◆ **WHAT THE TASK ASKS**:
Of all the lines in the records below, copy only those that contain the string "with".

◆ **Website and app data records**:
+++++

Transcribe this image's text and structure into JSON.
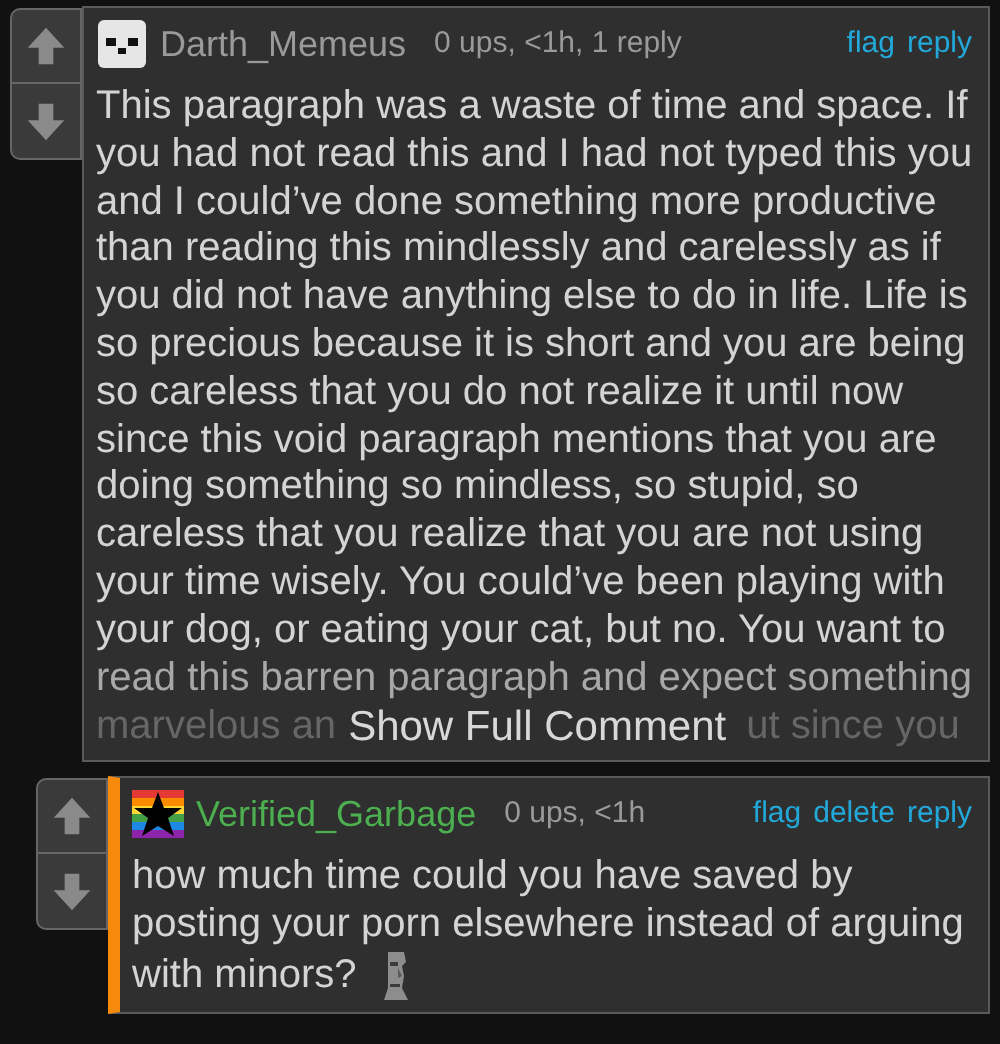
{
  "comments": [
    {
      "username": "Darth_Memeus",
      "avatar": {
        "kind": "skull"
      },
      "meta": "0 ups, <1h, 1 reply",
      "actions": [
        "flag",
        "reply"
      ],
      "highlighted": false,
      "lines": [
        "This paragraph was a waste of time and space. If",
        "you had not read this and I had not typed this you",
        "and I could’ve done something more productive",
        "than reading this mindlessly and carelessly as if",
        "you did not have anything else to do in life. Life is",
        "so precious because it is short and you are being",
        "so careless that you do not realize it until now",
        "since this void paragraph mentions that you are",
        "doing something so mindless, so stupid, so",
        "careless that you realize that you are not using",
        "your time wisely. You could’ve been playing with",
        "your dog, or eating your cat, but no. You want to",
        "read this barren paragraph and expect something"
      ],
      "hidden_head": "marvelous an",
      "hidden_tail": "ut since you",
      "expand_label": "Show Full Comment"
    },
    {
      "username": "Verified_Garbage",
      "avatar": {
        "kind": "flag"
      },
      "meta": "0 ups, <1h",
      "actions": [
        "flag",
        "delete",
        "reply"
      ],
      "highlighted": true,
      "lines": [
        "how much time could you have saved by",
        "posting your porn elsewhere instead of arguing",
        "with minors?"
      ],
      "emoji": {
        "kind": "moai"
      }
    }
  ]
}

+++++

◆ **FINISHED EXERCISE**:
        "your time wisely. You could’ve been playing with",
        "with minors?"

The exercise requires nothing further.